However, we must nonetheless express our concern about the growing number of judges who abuse their trust. According to the Chief Justice of Nigeria (CJN), Justice Mahmud Mohammed, within the last five years, no fewer than 64 out of about 1,020 judges of courts of record were penalised for unethical conducts, ranging from falsification of age to deliberate perversion of the course of justice. “While the judiciary has been in the spotlight of public scrutiny, we continue to take active steps towards sanitising the bench. Where petitions are received in respect of judicial officers, they are promptly investigated via internal procedures put in place by the National Judicial Council and where culpable, such officers are disciplined in accordance with established procedures”, the CJN said.

In the past, it was the military that was emasculating the judiciary with ouster clauses and draconian decrees. But today, those bringing shame upon the institution are the same custodians charged with maintaining its integrity and prestige. Indeed, the crisis of credibility afflicting the country’s judiciary in the last few months has taken a serious toll on the institution. Its image in the eyes of many Nigerians is now severely battered. Restoring this credibility has therefore become the task of all the relevant stakeholders.

To the extent that the function of law as instrument of social engineering is made difficult by the corruption of judges, our men and women on the bench should desist from anything which robs the institution of its impartiality, fairness and independence. But while there are serious issues of corruption in the judiciary that must be dealt with, it is also obvious that cleansing the Augean Stables is beyond what the NJC alone can handle. Indeed, the CJN lamented recently that while erring judges were being weeded out, “public officials and persons, who benefit from corrupting judicial officers, are never investigated, apprehended or even prosecuted, even though the judiciary disciplines its own.”

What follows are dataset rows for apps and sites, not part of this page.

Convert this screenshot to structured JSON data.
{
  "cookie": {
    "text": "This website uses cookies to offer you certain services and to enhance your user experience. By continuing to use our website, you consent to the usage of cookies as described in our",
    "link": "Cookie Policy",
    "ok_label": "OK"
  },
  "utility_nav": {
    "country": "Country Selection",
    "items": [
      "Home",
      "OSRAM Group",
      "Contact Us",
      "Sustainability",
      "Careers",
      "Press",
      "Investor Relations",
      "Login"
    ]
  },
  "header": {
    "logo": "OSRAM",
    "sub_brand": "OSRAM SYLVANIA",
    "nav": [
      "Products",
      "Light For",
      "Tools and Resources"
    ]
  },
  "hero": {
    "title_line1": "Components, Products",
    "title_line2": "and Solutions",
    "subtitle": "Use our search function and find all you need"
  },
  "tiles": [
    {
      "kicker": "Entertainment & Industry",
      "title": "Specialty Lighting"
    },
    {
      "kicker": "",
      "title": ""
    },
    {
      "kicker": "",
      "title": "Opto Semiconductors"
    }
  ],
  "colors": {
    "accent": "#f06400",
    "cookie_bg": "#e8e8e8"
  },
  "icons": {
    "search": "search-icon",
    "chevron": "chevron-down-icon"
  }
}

Therefore, we urge the Nigerian Bar Association (NBA) to as well focus its searchlight on its own members many of whom facilitate bribes to judges. Court registrars who extort money from litigants and lawyers should also be exposed and brought to justice. All court staffers extorting money from litigants before rendering them administrative services due to them should be brought to justice as well. NJC should recommend to the NBA to discipline the lawyers involved in forum shopping while the Senior Advocates of Nigeria among them should be sanctioned by the Legal Practitioners Privileges Committee.